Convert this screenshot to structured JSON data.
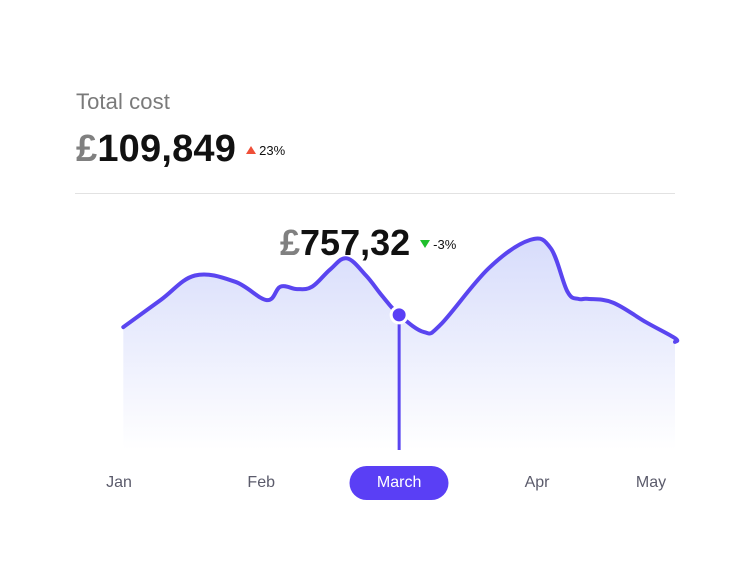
{
  "header": {
    "title": "Total cost",
    "currency_symbol": "£",
    "total_value": "109,849",
    "total_change": "23%",
    "total_change_direction": "up",
    "total_change_color": "#ef4f38"
  },
  "selected": {
    "currency_symbol": "£",
    "value": "757,32",
    "change": "-3%",
    "change_direction": "down",
    "change_color": "#1fbf2c",
    "month": "March"
  },
  "colors": {
    "accent": "#5a3ff5",
    "line": "#5a45f0",
    "area_top": "#d7dcfb",
    "area_bottom": "#ffffff",
    "divider": "#e2e2e2"
  },
  "chart_data": {
    "type": "area",
    "categories": [
      "Jan",
      "Feb",
      "March",
      "Apr",
      "May"
    ],
    "active_category": "March",
    "x": [
      0,
      0.27,
      0.52,
      0.81,
      1.04,
      1.14,
      1.26,
      1.37,
      1.5,
      1.62,
      1.76,
      1.88,
      2.0,
      2.18,
      2.3,
      2.65,
      2.95,
      3.1,
      3.22,
      3.3,
      3.37,
      3.55,
      3.79,
      4.0,
      4.35
    ],
    "values": [
      100,
      122,
      142,
      137,
      122,
      133,
      131,
      133,
      147,
      156,
      142,
      125,
      110,
      96,
      102,
      148,
      171,
      164,
      129,
      123,
      123,
      120,
      104,
      91,
      88
    ],
    "ylim": [
      0,
      175
    ],
    "xlim": [
      -0.35,
      4.0
    ],
    "grid": false,
    "title": "",
    "xlabel": "",
    "ylabel": ""
  }
}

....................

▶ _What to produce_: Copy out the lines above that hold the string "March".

▶ _Answer space_:
    "month": "March"
      "March",
    "active_category": "March",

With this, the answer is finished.